Posted January 12, 2012
At first glance, dental insurance plans may look similar on the surface. But when you dig into the plan details, you may discover some important differences that impact the coverage and services expected!
The following checklist may be helpful as you evaluate dental plan proposals:
1. Location of Procedures. In which category do typical procedures fall? Most carriers move procedures into different categories, such as X-rays, endodontics (root canals), periodontics (gum disease treatment) or oral surgery. If you are working with a Participating Provider Organization (PPO), it is crucial to know whether these procedures are classified as preventive, basic or major, as this will impact rates and out-of-pocket costs for employees and their family members.
2. Deductibles and Maximums. If the plan has a deductible, when does it apply and what is the amount? Is there a maximum amount that can be charged per family? What is the annual benefit maximum available per year? If orthodontia is included, what is the lifetime benefit available?
3. Coinsurance and Copayments. What is the coverage in- and out-of-network? For PPO plans, know what percent the plan pays by procedure category, typically stated as preventive, basic or major. For DHMO plans, it is important to know the member cost for common procedures.
4. U & C Allowances. What “Usual and Customary” allowance is used for out-of-network providers? Not all 90th percentiles are created equal. The 80th percentile for one carrier may equal the 90th for another. Know how the carriers compare, the source of their U&C data, and how often they update their records.
5. Frequency Limitations. How often can each type of X-ray be taken? How many cleanings are permitted per year? How many years are allowed between crown replacements? For example, one carrier may approve replacement of crowns every five years, while another may extend the limit to 10 years. You need to know these details for each plan under consideration.
6. Waiting Periods and Participation: What procedures require a waiting period before employees can access benefits? Is the policy different for current employees and new hires? What participation percentage of eligible employees does the carrier require?
7. Extra Benefit Services. Does the plan cover dental implants? What about composite fillings for molars? Does the orthodontia cover adults? Again, producers need to know this information.
8. Network Access. If the plan design includes a dental network, are there enough contracted providers close to the employer? Producers should know how the carrier counts the network providers, including the difference between access points, providers and locations.
9. Extended Value. Dental plans have come a long way in the last 10 years with innovative features, such as carry over maximums, sharing dollar maximums within the family and excluding preventive procedures from the maximum. Many plans also offer significant vision, hearing, Rx and other benefits packaged with the dental. Know what extra incentives are built into the plans that increase the value.

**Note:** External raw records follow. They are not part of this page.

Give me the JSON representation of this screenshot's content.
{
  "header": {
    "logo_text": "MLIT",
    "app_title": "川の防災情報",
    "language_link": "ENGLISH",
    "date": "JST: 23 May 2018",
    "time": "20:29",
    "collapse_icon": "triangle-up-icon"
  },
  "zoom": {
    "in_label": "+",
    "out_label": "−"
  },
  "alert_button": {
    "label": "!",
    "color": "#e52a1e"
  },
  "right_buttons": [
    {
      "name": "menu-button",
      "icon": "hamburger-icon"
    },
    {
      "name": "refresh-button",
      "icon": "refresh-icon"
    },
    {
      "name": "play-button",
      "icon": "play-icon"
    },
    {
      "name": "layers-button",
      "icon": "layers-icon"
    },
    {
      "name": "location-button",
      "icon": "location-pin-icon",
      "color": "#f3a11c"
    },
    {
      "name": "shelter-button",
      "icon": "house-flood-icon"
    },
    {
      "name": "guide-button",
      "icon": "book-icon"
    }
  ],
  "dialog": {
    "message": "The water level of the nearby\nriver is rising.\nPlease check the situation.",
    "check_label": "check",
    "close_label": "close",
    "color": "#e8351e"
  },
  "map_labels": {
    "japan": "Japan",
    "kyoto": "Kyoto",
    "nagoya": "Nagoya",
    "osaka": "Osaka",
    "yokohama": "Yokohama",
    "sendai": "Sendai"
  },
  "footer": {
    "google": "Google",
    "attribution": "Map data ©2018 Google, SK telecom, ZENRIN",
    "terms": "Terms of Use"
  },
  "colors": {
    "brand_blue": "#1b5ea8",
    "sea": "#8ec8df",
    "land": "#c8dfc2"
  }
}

10. Commission. What commission is included in the plan quotes? Do not assume every carrier is quoting the same or that they are quoting what you requested. Find out.
After you compare the plan components, look at the rates for each plan. What is the value equation? If proposals miss the target you want for a client, ask carriers to revise the proposal to bring it in line with what you need.
When reviewing benefit proposals, what do you believe are the most important components? – Joe Deyo, Ameritas Group, State Manager in Nashville, Tenn., Group office